## Task details
Go through the data below and copy each line that includes "title".
[Exercise input Boundary: Start]
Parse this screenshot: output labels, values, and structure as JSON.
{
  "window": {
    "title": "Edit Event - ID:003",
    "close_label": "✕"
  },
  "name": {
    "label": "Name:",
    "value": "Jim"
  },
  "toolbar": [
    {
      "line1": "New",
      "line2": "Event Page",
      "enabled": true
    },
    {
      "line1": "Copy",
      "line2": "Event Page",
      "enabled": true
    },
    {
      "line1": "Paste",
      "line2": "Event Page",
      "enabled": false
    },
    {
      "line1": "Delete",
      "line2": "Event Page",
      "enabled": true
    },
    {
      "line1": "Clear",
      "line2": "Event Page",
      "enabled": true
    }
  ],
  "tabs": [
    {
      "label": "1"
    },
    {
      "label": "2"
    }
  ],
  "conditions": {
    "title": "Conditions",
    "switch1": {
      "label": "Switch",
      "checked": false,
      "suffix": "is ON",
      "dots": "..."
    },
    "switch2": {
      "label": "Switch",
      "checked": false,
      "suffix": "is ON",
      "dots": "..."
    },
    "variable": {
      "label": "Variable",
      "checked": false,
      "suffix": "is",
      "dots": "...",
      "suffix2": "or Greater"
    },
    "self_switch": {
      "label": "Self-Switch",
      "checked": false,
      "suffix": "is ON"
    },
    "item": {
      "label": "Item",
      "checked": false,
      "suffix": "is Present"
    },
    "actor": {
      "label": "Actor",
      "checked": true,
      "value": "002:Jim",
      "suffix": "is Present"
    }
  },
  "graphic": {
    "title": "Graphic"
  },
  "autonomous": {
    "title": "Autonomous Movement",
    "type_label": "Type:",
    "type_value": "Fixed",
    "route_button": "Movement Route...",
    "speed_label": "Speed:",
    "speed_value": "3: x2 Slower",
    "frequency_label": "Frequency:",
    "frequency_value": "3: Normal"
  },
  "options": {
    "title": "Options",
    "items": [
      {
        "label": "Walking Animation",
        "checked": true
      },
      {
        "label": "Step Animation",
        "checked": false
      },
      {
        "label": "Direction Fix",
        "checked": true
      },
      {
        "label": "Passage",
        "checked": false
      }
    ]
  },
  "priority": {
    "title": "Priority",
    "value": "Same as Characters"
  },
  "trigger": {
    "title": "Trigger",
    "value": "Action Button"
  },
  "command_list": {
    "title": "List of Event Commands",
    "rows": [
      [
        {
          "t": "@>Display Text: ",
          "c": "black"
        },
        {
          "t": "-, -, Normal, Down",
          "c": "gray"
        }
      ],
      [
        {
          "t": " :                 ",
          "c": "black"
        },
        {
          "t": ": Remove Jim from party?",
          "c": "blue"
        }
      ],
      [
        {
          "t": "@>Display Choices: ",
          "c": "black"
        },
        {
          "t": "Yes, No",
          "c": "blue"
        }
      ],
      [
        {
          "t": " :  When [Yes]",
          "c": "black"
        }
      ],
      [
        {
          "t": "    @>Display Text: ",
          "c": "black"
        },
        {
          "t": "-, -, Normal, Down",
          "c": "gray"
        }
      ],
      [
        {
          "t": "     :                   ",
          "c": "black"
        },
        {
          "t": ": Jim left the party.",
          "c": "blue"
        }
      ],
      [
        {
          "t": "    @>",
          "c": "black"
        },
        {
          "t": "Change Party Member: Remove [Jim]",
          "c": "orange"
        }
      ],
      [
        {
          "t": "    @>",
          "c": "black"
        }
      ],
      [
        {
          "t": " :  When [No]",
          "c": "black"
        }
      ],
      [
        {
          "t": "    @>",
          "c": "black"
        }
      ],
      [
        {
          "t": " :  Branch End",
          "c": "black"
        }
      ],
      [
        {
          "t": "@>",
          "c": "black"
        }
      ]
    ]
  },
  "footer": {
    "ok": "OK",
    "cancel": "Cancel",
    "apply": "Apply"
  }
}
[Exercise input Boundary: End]
## Response area
    "title": "Edit Event - ID:003",
    "title": "Conditions",
    "title": "Graphic"
    "title": "Autonomous Movement",
    "title": "Options",
    "title": "Priority",
    "title": "Trigger",
    "title": "List of Event Commands",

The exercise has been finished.